*INPUT DATA*:
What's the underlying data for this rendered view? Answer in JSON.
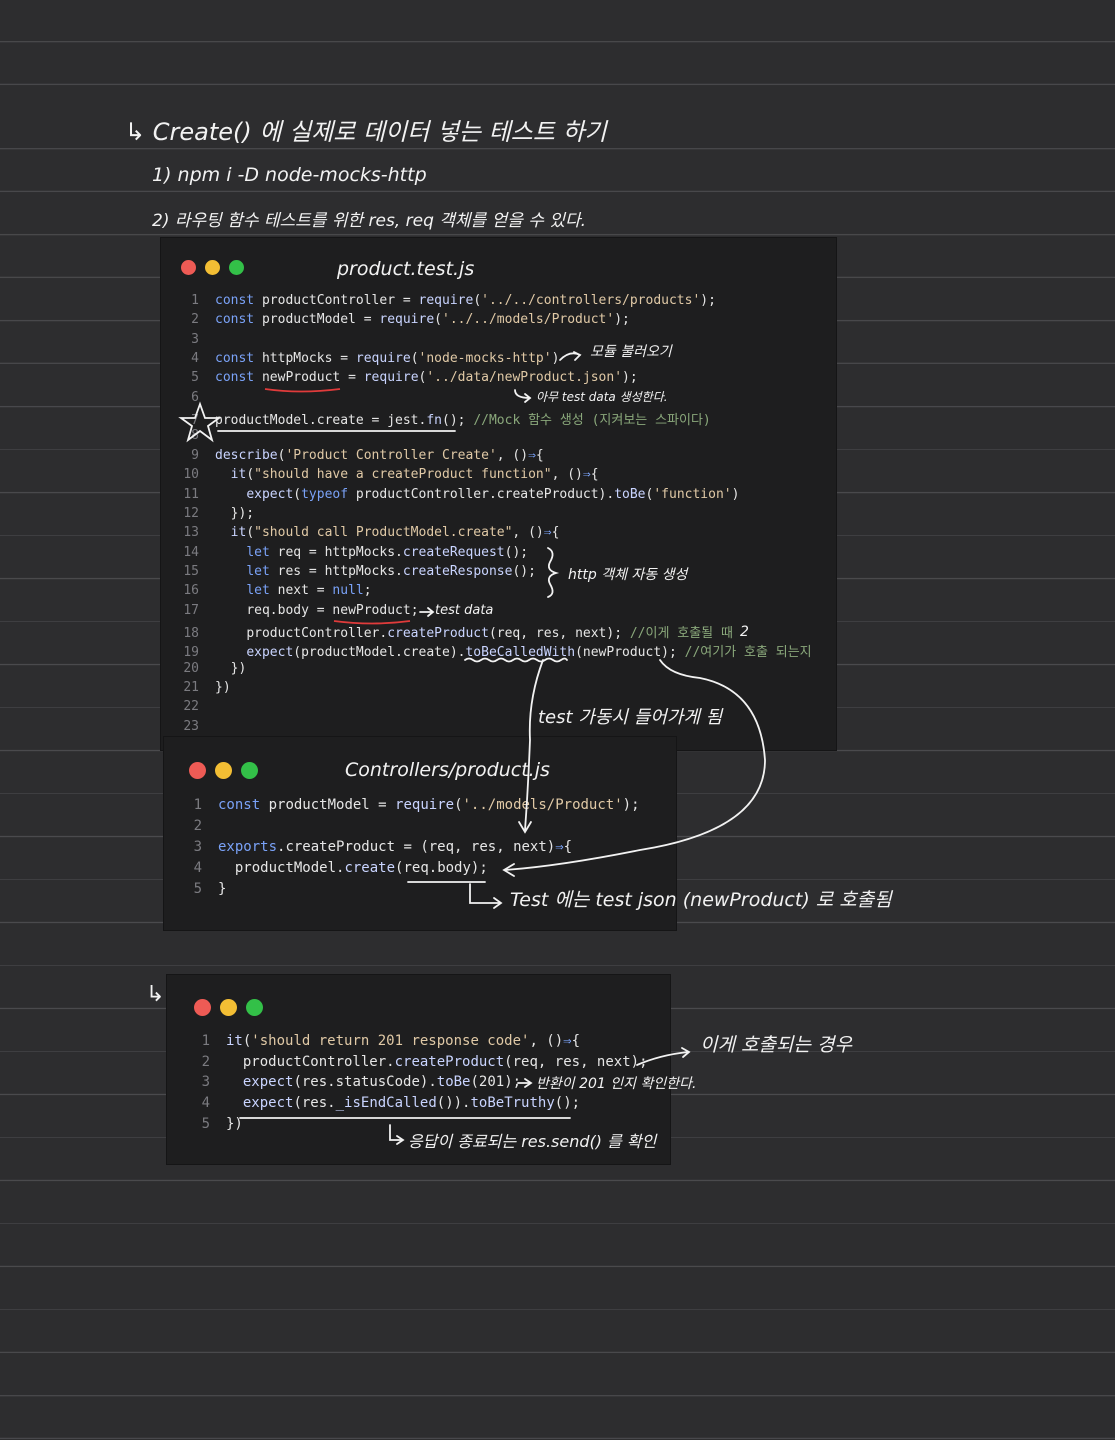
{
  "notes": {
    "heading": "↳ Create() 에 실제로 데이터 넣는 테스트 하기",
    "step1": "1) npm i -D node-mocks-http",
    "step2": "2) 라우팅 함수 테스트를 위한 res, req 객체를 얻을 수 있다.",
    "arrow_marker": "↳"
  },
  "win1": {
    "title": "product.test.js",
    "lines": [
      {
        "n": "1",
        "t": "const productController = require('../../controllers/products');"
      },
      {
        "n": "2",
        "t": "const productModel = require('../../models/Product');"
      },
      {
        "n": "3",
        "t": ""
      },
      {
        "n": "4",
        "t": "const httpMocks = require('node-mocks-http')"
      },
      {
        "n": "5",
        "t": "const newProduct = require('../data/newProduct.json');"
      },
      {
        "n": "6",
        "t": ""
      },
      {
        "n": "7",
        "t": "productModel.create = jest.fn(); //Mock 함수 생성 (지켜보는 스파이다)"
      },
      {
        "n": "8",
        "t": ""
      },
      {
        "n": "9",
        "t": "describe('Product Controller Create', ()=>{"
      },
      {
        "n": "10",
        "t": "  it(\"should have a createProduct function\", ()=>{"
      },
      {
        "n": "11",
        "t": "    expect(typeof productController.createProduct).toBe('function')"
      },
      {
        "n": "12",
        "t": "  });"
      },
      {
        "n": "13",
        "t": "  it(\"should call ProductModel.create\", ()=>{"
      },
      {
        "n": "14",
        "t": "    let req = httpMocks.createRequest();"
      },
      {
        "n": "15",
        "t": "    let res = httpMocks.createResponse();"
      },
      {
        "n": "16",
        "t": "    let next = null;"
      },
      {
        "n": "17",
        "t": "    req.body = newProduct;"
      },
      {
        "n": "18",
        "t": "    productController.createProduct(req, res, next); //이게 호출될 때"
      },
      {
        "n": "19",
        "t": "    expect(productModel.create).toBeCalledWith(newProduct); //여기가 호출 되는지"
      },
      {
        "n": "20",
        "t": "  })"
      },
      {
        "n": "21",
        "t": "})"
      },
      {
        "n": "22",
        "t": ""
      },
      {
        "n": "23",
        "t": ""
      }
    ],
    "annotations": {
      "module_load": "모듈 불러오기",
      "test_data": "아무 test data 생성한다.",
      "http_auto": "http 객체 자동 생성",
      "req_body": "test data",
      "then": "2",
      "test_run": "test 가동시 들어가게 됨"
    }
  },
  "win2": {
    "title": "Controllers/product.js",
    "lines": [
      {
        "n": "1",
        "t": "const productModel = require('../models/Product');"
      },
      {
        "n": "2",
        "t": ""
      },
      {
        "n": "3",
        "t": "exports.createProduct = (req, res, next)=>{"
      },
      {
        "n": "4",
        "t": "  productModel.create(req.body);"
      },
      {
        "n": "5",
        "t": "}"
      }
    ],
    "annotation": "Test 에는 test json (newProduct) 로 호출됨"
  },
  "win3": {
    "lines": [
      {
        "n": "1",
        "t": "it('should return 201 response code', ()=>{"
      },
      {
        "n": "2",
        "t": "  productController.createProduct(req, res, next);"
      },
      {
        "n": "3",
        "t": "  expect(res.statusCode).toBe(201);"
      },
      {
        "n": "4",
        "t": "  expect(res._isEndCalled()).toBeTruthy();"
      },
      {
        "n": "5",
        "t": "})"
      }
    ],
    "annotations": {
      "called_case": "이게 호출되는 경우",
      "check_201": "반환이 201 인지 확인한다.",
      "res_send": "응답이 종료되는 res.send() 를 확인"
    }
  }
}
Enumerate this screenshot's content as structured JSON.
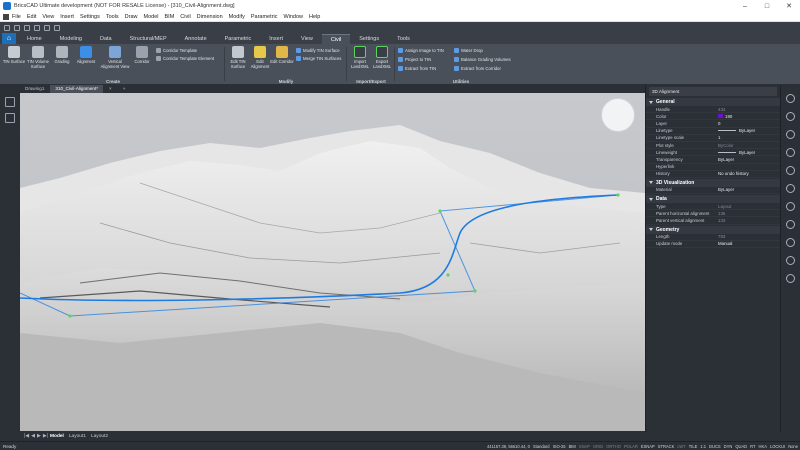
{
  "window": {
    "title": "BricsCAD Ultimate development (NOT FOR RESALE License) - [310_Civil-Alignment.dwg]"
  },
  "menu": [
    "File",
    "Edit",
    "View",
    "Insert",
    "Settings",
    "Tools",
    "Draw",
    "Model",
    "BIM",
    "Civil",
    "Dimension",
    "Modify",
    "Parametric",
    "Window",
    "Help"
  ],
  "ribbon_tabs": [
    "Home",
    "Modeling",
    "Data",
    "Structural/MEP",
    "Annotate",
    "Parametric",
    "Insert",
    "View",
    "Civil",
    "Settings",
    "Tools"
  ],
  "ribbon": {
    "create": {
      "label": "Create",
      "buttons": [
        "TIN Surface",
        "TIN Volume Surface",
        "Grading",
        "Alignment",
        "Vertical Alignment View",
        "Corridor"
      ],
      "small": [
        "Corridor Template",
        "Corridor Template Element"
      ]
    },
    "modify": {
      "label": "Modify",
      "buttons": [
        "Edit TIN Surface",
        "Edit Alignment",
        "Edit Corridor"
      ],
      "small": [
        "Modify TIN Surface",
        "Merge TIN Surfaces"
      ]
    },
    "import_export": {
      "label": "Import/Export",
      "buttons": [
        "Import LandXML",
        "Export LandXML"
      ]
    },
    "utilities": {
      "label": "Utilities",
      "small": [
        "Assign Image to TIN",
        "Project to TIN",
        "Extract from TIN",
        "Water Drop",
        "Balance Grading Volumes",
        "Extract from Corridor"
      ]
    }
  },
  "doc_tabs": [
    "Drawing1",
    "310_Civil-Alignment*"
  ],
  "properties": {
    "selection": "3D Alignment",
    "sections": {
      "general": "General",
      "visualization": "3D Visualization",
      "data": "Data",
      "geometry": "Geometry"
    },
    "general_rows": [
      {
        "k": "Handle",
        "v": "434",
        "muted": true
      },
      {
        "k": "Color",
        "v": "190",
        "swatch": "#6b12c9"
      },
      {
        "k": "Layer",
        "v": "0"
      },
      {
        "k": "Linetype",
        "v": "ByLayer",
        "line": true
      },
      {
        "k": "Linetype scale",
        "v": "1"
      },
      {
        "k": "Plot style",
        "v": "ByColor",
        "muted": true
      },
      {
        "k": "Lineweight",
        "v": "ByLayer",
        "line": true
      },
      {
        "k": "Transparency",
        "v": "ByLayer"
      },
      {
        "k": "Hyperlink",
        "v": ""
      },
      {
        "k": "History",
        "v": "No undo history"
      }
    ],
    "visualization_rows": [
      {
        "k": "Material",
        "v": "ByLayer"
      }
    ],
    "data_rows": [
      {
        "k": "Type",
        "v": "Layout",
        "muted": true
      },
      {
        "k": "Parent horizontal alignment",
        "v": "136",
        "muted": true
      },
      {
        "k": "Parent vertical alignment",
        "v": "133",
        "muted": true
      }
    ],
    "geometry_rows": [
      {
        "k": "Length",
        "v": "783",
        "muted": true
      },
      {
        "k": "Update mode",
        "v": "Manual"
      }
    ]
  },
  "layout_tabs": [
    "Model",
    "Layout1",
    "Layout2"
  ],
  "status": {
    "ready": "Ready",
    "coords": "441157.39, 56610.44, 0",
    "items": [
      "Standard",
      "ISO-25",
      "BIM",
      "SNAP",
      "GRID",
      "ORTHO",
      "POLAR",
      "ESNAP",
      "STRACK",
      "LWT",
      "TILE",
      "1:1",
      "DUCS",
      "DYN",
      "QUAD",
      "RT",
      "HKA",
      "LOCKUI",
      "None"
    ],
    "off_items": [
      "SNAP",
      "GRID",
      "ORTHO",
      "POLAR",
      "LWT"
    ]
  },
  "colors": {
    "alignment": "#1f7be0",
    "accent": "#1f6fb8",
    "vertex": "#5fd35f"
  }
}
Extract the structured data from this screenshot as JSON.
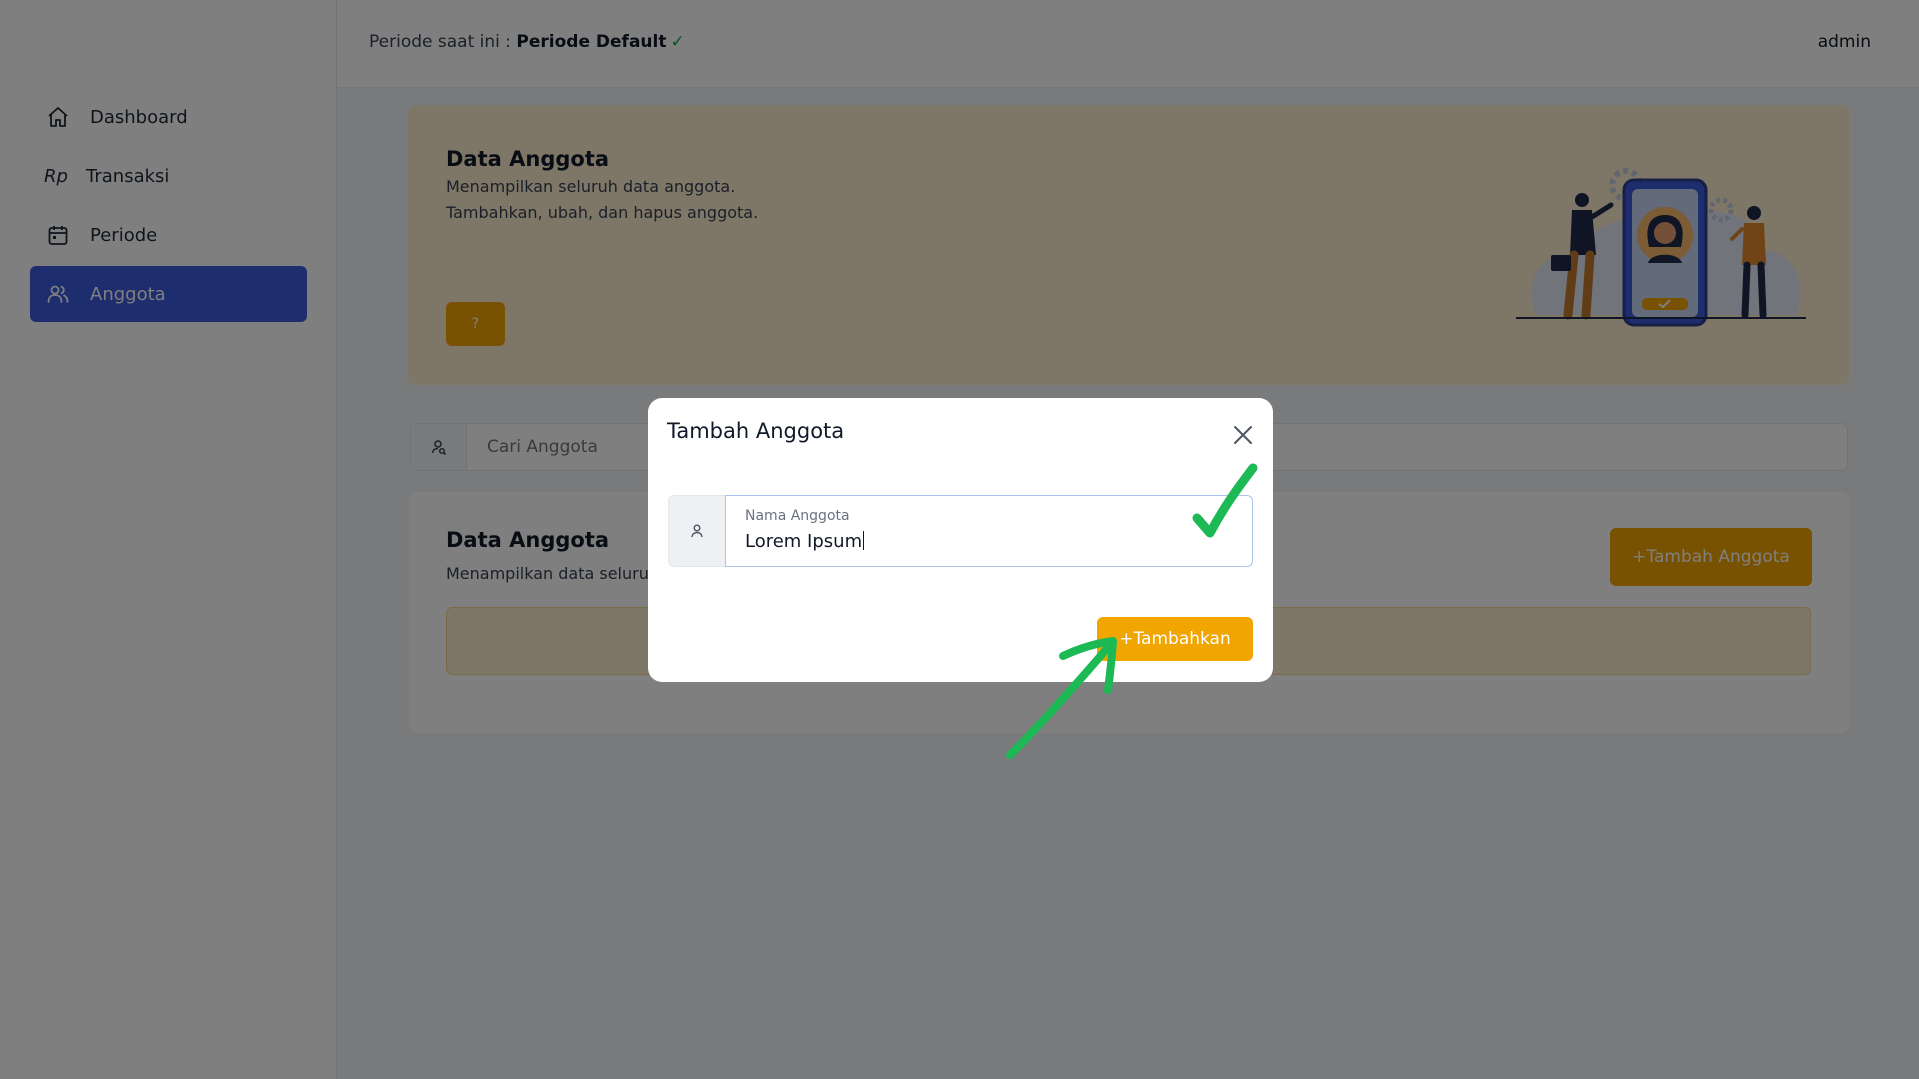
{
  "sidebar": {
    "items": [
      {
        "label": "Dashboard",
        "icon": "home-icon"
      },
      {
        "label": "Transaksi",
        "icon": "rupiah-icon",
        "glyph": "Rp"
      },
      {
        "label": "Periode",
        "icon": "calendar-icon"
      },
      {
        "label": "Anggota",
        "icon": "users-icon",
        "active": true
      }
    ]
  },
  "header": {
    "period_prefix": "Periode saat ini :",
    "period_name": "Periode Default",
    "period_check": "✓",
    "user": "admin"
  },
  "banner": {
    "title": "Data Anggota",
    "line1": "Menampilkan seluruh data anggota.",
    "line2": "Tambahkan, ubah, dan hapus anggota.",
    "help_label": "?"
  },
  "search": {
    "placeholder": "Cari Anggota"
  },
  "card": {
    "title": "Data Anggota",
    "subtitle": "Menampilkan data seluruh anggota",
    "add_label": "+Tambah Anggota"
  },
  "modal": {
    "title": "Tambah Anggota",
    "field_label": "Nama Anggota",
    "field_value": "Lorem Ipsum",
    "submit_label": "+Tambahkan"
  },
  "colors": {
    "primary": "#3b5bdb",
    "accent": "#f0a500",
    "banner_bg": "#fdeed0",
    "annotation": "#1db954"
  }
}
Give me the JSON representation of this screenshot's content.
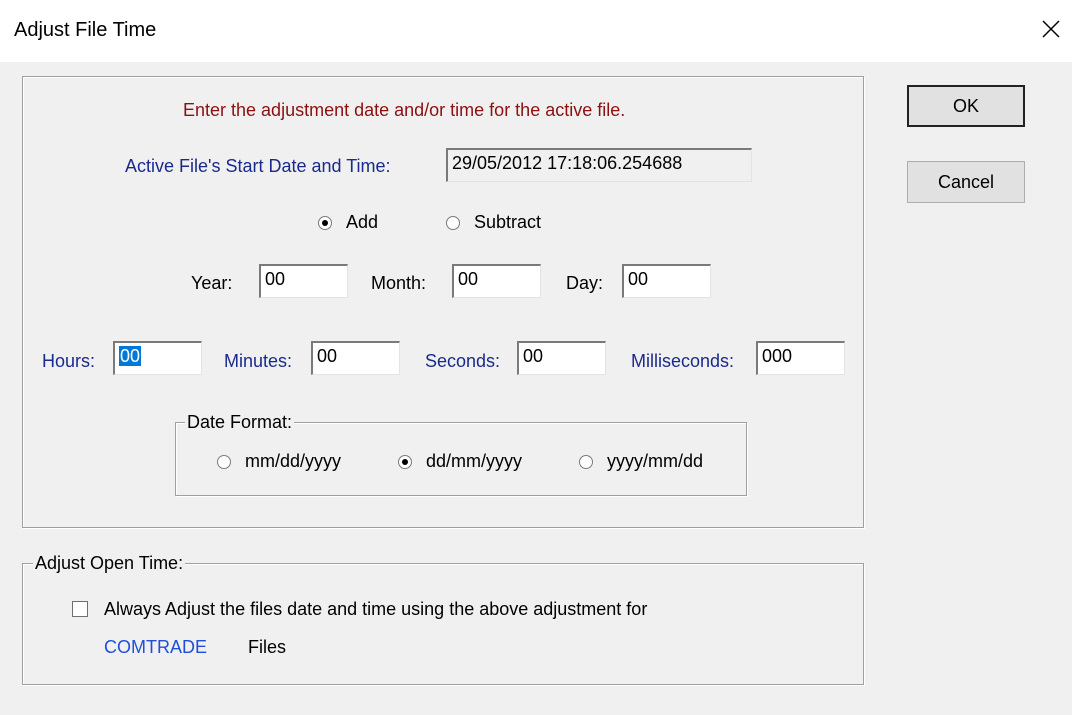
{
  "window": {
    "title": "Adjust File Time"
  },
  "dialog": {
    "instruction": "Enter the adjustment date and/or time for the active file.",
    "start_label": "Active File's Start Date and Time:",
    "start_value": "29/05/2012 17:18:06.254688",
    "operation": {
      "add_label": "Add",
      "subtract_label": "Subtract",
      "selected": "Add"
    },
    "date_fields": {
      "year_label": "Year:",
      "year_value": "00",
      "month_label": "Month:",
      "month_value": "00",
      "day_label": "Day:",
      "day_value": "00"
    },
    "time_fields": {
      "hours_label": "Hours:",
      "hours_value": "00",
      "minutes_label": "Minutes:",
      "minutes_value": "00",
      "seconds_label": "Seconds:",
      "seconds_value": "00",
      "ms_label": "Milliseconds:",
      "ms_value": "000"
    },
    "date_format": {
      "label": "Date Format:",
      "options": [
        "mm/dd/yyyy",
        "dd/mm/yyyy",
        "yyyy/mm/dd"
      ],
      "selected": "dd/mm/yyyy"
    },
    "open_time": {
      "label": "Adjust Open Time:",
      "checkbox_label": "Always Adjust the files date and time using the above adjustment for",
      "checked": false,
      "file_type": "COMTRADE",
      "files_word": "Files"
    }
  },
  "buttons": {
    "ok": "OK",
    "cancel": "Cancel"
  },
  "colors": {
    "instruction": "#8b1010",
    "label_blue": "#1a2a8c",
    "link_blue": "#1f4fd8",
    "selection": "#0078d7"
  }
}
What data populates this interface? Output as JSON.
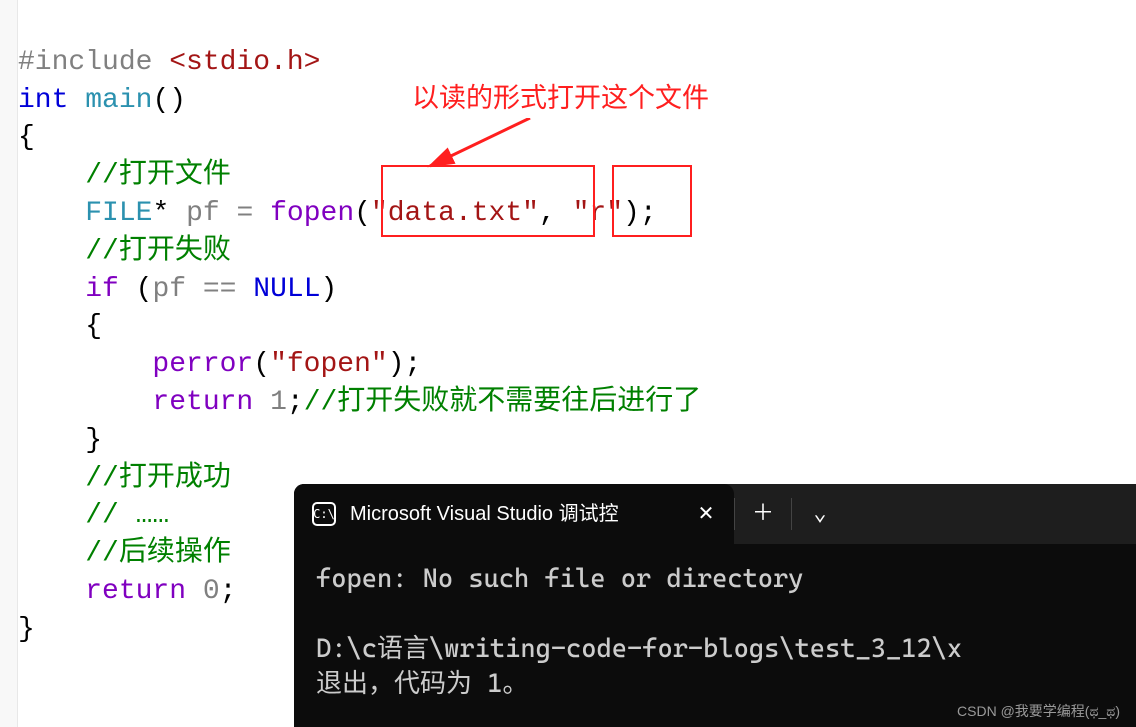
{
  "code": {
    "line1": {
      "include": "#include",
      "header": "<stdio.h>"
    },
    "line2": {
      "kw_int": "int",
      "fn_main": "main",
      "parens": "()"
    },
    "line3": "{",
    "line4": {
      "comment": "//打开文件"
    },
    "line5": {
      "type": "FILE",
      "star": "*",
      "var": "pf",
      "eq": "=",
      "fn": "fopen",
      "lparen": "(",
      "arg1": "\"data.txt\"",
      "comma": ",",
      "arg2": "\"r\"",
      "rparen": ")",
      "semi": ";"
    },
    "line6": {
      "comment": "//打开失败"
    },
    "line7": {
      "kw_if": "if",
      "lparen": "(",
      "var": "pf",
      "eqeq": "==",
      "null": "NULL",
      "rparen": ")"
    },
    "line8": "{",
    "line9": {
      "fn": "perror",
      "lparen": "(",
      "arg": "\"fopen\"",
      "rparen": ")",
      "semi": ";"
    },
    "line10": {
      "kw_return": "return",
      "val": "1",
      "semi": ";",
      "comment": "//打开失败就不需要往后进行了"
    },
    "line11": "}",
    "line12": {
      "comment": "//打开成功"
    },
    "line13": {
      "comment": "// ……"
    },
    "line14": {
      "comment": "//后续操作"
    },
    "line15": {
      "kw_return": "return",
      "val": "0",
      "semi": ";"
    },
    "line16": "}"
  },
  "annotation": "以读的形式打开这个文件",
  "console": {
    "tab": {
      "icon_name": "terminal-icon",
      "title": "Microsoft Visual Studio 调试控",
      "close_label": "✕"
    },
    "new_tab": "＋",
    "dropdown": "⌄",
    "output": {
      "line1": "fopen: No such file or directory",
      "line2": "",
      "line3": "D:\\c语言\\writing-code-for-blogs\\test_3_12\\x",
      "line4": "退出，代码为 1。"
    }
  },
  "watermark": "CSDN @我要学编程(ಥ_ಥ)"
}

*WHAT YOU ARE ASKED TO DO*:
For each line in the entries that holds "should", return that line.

*RESULT*:
        "t": "  it(\"should have a createProduct function\", ()=>{"
        "t": "  it(\"should call ProductModel.create\", ()=>{"
        "t": "it('should return 201 response code', ()=>{"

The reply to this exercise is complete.